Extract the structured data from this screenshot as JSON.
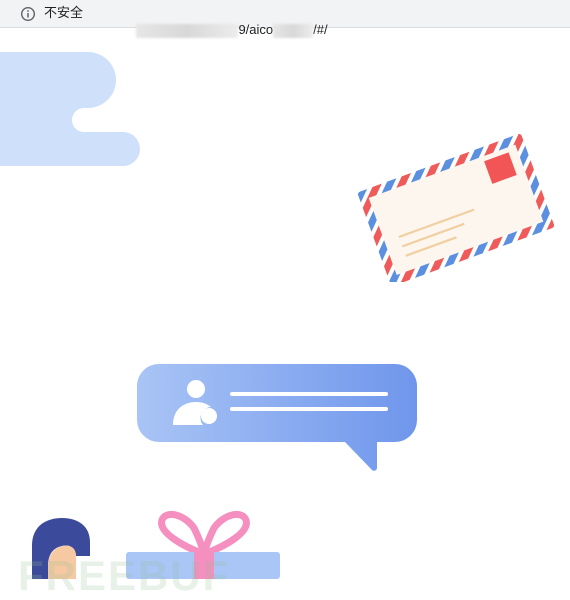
{
  "browser": {
    "security_label": "不安全",
    "url_mid": "9/aico",
    "url_end": "/#/",
    "icon": "info-icon"
  },
  "page": {
    "watermark_text": "FREEBUF",
    "colors": {
      "cloud": "#cfe0fa",
      "envelope_paper": "#fdf6ee",
      "stamp": "#f25555",
      "airmail_red": "#ef5a5a",
      "airmail_blue": "#5b8fe0",
      "bubble_start": "#a9c4f5",
      "bubble_end": "#6f96ec",
      "gift_ribbon": "#f48fc0",
      "gift_box": "#a9c6f7"
    },
    "icons": [
      "cloud-decoration",
      "envelope-icon",
      "chat-bubble-icon",
      "user-icon",
      "avatar-icon",
      "gift-icon"
    ]
  }
}
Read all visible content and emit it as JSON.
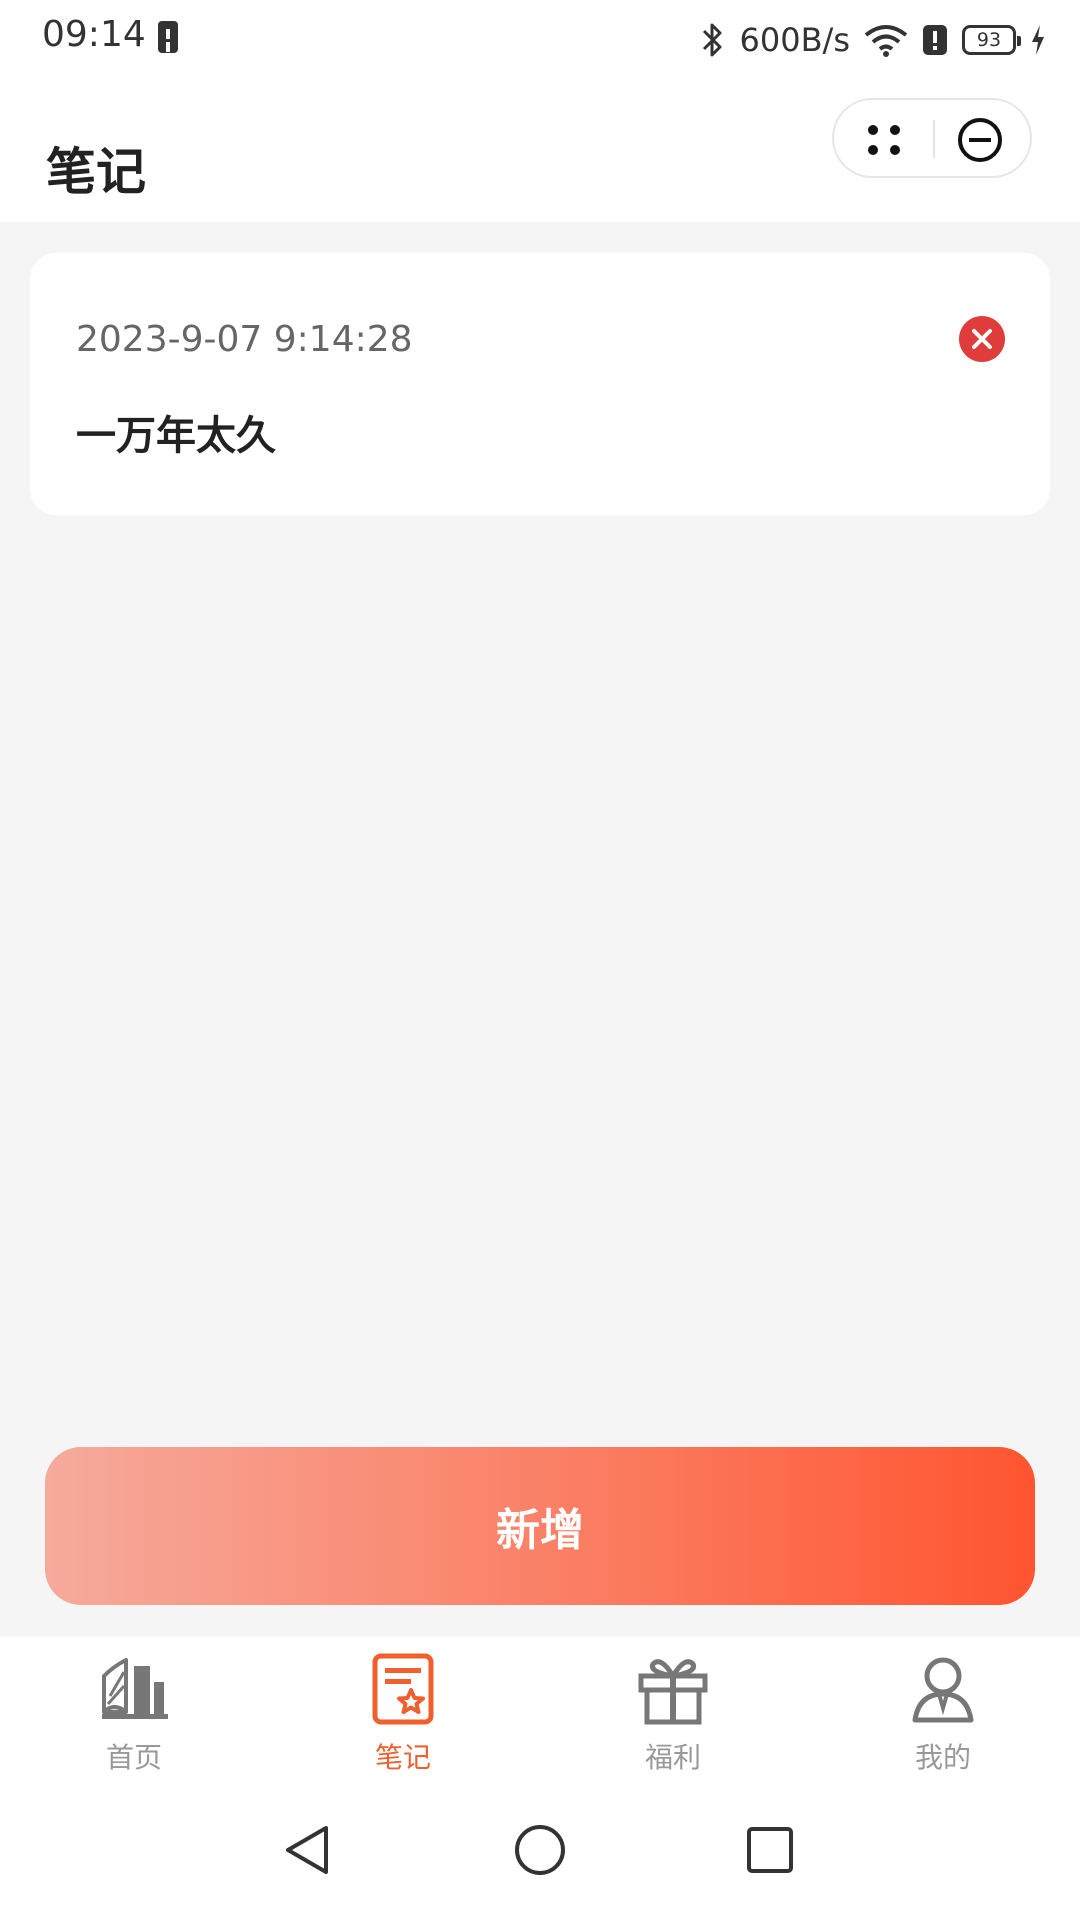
{
  "status_bar": {
    "time": "09:14",
    "network_speed": "600B/s",
    "battery_level": "93"
  },
  "header": {
    "title": "笔记"
  },
  "notes": [
    {
      "timestamp": "2023-9-07 9:14:28",
      "title": "一万年太久"
    }
  ],
  "add_button": {
    "label": "新增"
  },
  "tabs": [
    {
      "label": "首页",
      "icon": "book-icon",
      "active": false
    },
    {
      "label": "笔记",
      "icon": "note-star-icon",
      "active": true
    },
    {
      "label": "福利",
      "icon": "gift-icon",
      "active": false
    },
    {
      "label": "我的",
      "icon": "person-icon",
      "active": false
    }
  ],
  "colors": {
    "accent": "#f0602f",
    "delete": "#e03c3c",
    "button_gradient_start": "#f6aa9c",
    "button_gradient_end": "#ff5530"
  }
}
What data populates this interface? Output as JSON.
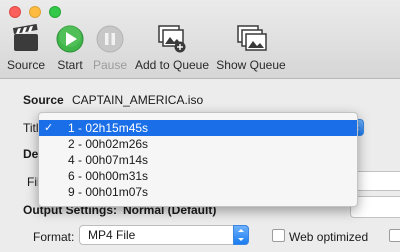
{
  "toolbar": {
    "source_label": "Source",
    "start_label": "Start",
    "pause_label": "Pause",
    "add_to_queue_label": "Add to Queue",
    "show_queue_label": "Show Queue"
  },
  "source": {
    "label": "Source",
    "value": "CAPTAIN_AMERICA.iso"
  },
  "title": {
    "label": "Title",
    "options": [
      {
        "label": "1 - 02h15m45s",
        "selected": true
      },
      {
        "label": "2 - 00h02m26s",
        "selected": false
      },
      {
        "label": "4 - 00h07m14s",
        "selected": false
      },
      {
        "label": "6 - 00h00m31s",
        "selected": false
      },
      {
        "label": "9 - 00h01m07s",
        "selected": false
      }
    ],
    "check_mark": "✓"
  },
  "destination": {
    "label_partial": "Des",
    "file_label_partial": "File"
  },
  "output": {
    "label": "Output Settings:",
    "preset": "Normal (Default)",
    "format_label": "Format:",
    "format_value": "MP4 File",
    "web_optimized_label": "Web optimized",
    "web_optimized_checked": false
  },
  "colors": {
    "menu_highlight": "#1a6fe8",
    "start_green": "#3fb54a",
    "popup_blue": "#1a7bf0"
  }
}
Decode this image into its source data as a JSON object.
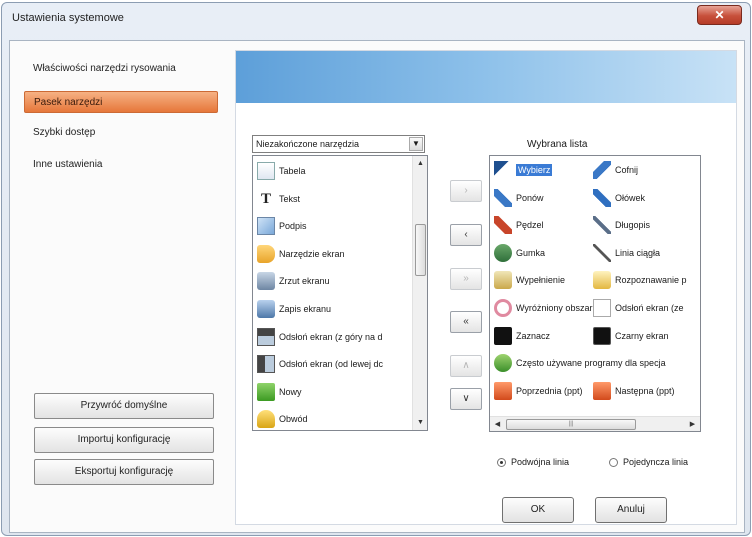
{
  "window": {
    "title": "Ustawienia systemowe",
    "close_glyph": "✕"
  },
  "sidebar": {
    "items": [
      {
        "label": "Właściwości narzędzi rysowania"
      },
      {
        "label": "Pasek narzędzi"
      },
      {
        "label": "Szybki dostęp"
      },
      {
        "label": "Inne ustawienia"
      }
    ],
    "buttons": {
      "restore": "Przywróć domyślne",
      "import": "Importuj konfigurację",
      "export": "Eksportuj konfigurację"
    }
  },
  "tools_panel": {
    "dropdown_value": "Niezakończone narzędzia",
    "available_list": [
      {
        "label": "Tabela",
        "icon": "table-icon"
      },
      {
        "label": "Tekst",
        "icon": "text-icon"
      },
      {
        "label": "Podpis",
        "icon": "signature-icon"
      },
      {
        "label": "Narzędzie ekran",
        "icon": "screen-tool-icon"
      },
      {
        "label": "Zrzut ekranu",
        "icon": "screenshot-icon"
      },
      {
        "label": "Zapis ekranu",
        "icon": "screen-record-icon"
      },
      {
        "label": "Odsłoń ekran (z góry na d",
        "icon": "reveal-top-icon"
      },
      {
        "label": "Odsłoń ekran (od lewej dc",
        "icon": "reveal-left-icon"
      },
      {
        "label": "Nowy",
        "icon": "new-page-icon"
      },
      {
        "label": "Obwód",
        "icon": "perimeter-icon"
      }
    ],
    "move_buttons": {
      "add": "›",
      "remove": "‹",
      "add_all": "»",
      "remove_all": "«",
      "up": "∧",
      "down": "∨"
    },
    "selected_label": "Wybrana lista",
    "selected_list": [
      [
        {
          "label": "Wybierz",
          "icon": "select-arrow-icon",
          "highlight": true
        },
        {
          "label": "Cofnij",
          "icon": "undo-icon"
        }
      ],
      [
        {
          "label": "Ponów",
          "icon": "redo-icon"
        },
        {
          "label": "Ołówek",
          "icon": "pencil-icon"
        }
      ],
      [
        {
          "label": "Pędzel",
          "icon": "brush-icon"
        },
        {
          "label": "Długopis",
          "icon": "pen-icon"
        }
      ],
      [
        {
          "label": "Gumka",
          "icon": "eraser-icon"
        },
        {
          "label": "Linia ciągła",
          "icon": "line-icon"
        }
      ],
      [
        {
          "label": "Wypełnienie",
          "icon": "fill-icon"
        },
        {
          "label": "Rozpoznawanie p",
          "icon": "recognition-icon"
        }
      ],
      [
        {
          "label": "Wyróżniony obszar",
          "icon": "highlight-area-icon"
        },
        {
          "label": "Odsłoń ekran (ze",
          "icon": "reveal-screen-icon"
        }
      ],
      [
        {
          "label": "Zaznacz",
          "icon": "mark-icon"
        },
        {
          "label": "Czarny ekran",
          "icon": "black-screen-icon"
        }
      ],
      [
        {
          "label": "Często używane programy dla specja",
          "icon": "programs-icon"
        }
      ],
      [
        {
          "label": "Poprzednia (ppt)",
          "icon": "ppt-prev-icon"
        },
        {
          "label": "Następna (ppt)",
          "icon": "ppt-next-icon"
        }
      ]
    ],
    "radio": {
      "double": "Podwójna linia",
      "single": "Pojedyncza linia",
      "selected": "double"
    }
  },
  "footer": {
    "ok": "OK",
    "cancel": "Anuluj"
  },
  "colors": {
    "active_nav": "#e6773a",
    "banner": "#5d9fd9",
    "selection": "#3a7bd5"
  }
}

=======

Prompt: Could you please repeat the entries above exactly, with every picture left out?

The completed task:
Extract the structured data from this screenshot as JSON.
{
  "browser": {
    "security_label": "不安全",
    "url_mid": "9/aico",
    "url_end": "/#/",
    "icon": "info-icon"
  },
  "page": {
    "watermark_text": "FREEBUF",
    "colors": {
      "cloud": "#cfe0fa",
      "envelope_paper": "#fdf6ee",
      "stamp": "#f25555",
      "airmail_red": "#ef5a5a",
      "airmail_blue": "#5b8fe0",
      "bubble_start": "#a9c4f5",
      "bubble_end": "#6f96ec",
      "gift_ribbon": "#f48fc0",
      "gift_box": "#a9c6f7"
    },
    "icons": [
      "cloud-decoration",
      "envelope-icon",
      "chat-bubble-icon",
      "user-icon",
      "avatar-icon",
      "gift-icon"
    ]
  }
}
Read all visible content and emit it as JSON.
{
  "status_bar": {
    "time": "09:14",
    "network_speed": "600B/s",
    "battery_level": "93"
  },
  "header": {
    "title": "笔记"
  },
  "notes": [
    {
      "timestamp": "2023-9-07 9:14:28",
      "title": "一万年太久"
    }
  ],
  "add_button": {
    "label": "新增"
  },
  "tabs": [
    {
      "label": "首页",
      "icon": "book-icon",
      "active": false
    },
    {
      "label": "笔记",
      "icon": "note-star-icon",
      "active": true
    },
    {
      "label": "福利",
      "icon": "gift-icon",
      "active": false
    },
    {
      "label": "我的",
      "icon": "person-icon",
      "active": false
    }
  ],
  "colors": {
    "accent": "#f0602f",
    "delete": "#e03c3c",
    "button_gradient_start": "#f6aa9c",
    "button_gradient_end": "#ff5530"
  }
}
What data populates this interface? Output as JSON.
{
  "toolbar": {
    "source_label": "Source",
    "start_label": "Start",
    "pause_label": "Pause",
    "add_to_queue_label": "Add to Queue",
    "show_queue_label": "Show Queue"
  },
  "source": {
    "label": "Source",
    "value": "CAPTAIN_AMERICA.iso"
  },
  "title": {
    "label": "Title",
    "options": [
      {
        "label": "1 - 02h15m45s",
        "selected": true
      },
      {
        "label": "2 - 00h02m26s",
        "selected": false
      },
      {
        "label": "4 - 00h07m14s",
        "selected": false
      },
      {
        "label": "6 - 00h00m31s",
        "selected": false
      },
      {
        "label": "9 - 00h01m07s",
        "selected": false
      }
    ],
    "check_mark": "✓"
  },
  "destination": {
    "label_partial": "Des",
    "file_label_partial": "File"
  },
  "output": {
    "label": "Output Settings:",
    "preset": "Normal (Default)",
    "format_label": "Format:",
    "format_value": "MP4 File",
    "web_optimized_label": "Web optimized",
    "web_optimized_checked": false
  },
  "colors": {
    "menu_highlight": "#1a6fe8",
    "start_green": "#3fb54a",
    "popup_blue": "#1a7bf0"
  }
}
Decode this image into its source data as a JSON object.
{
  "window": {
    "title": "Ustawienia systemowe",
    "close_glyph": "✕"
  },
  "sidebar": {
    "items": [
      {
        "label": "Właściwości narzędzi rysowania"
      },
      {
        "label": "Pasek narzędzi"
      },
      {
        "label": "Szybki dostęp"
      },
      {
        "label": "Inne ustawienia"
      }
    ],
    "buttons": {
      "restore": "Przywróć domyślne",
      "import": "Importuj konfigurację",
      "export": "Eksportuj konfigurację"
    }
  },
  "tools_panel": {
    "dropdown_value": "Niezakończone narzędzia",
    "available_list": [
      {
        "label": "Tabela",
        "icon": "table-icon"
      },
      {
        "label": "Tekst",
        "icon": "text-icon"
      },
      {
        "label": "Podpis",
        "icon": "signature-icon"
      },
      {
        "label": "Narzędzie ekran",
        "icon": "screen-tool-icon"
      },
      {
        "label": "Zrzut ekranu",
        "icon": "screenshot-icon"
      },
      {
        "label": "Zapis ekranu",
        "icon": "screen-record-icon"
      },
      {
        "label": "Odsłoń ekran (z góry na d",
        "icon": "reveal-top-icon"
      },
      {
        "label": "Odsłoń ekran (od lewej dc",
        "icon": "reveal-left-icon"
      },
      {
        "label": "Nowy",
        "icon": "new-page-icon"
      },
      {
        "label": "Obwód",
        "icon": "perimeter-icon"
      }
    ],
    "move_buttons": {
      "add": "›",
      "remove": "‹",
      "add_all": "»",
      "remove_all": "«",
      "up": "∧",
      "down": "∨"
    },
    "selected_label": "Wybrana lista",
    "selected_list": [
      [
        {
          "label": "Wybierz",
          "icon": "select-arrow-icon",
          "highlight": true
        },
        {
          "label": "Cofnij",
          "icon": "undo-icon"
        }
      ],
      [
        {
          "label": "Ponów",
          "icon": "redo-icon"
        },
        {
          "label": "Ołówek",
          "icon": "pencil-icon"
        }
      ],
      [
        {
          "label": "Pędzel",
          "icon": "brush-icon"
        },
        {
          "label": "Długopis",
          "icon": "pen-icon"
        }
      ],
      [
        {
          "label": "Gumka",
          "icon": "eraser-icon"
        },
        {
          "label": "Linia ciągła",
          "icon": "line-icon"
        }
      ],
      [
        {
          "label": "Wypełnienie",
          "icon": "fill-icon"
        },
        {
          "label": "Rozpoznawanie p",
          "icon": "recognition-icon"
        }
      ],
      [
        {
          "label": "Wyróżniony obszar",
          "icon": "highlight-area-icon"
        },
        {
          "label": "Odsłoń ekran (ze",
          "icon": "reveal-screen-icon"
        }
      ],
      [
        {
          "label": "Zaznacz",
          "icon": "mark-icon"
        },
        {
          "label": "Czarny ekran",
          "icon": "black-screen-icon"
        }
      ],
      [
        {
          "label": "Często używane programy dla specja",
          "icon": "programs-icon"
        }
      ],
      [
        {
          "label": "Poprzednia (ppt)",
          "icon": "ppt-prev-icon"
        },
        {
          "label": "Następna (ppt)",
          "icon": "ppt-next-icon"
        }
      ]
    ],
    "radio": {
      "double": "Podwójna linia",
      "single": "Pojedyncza linia",
      "selected": "double"
    }
  },
  "footer": {
    "ok": "OK",
    "cancel": "Anuluj"
  },
  "colors": {
    "active_nav": "#e6773a",
    "banner": "#5d9fd9",
    "selection": "#3a7bd5"
  }
}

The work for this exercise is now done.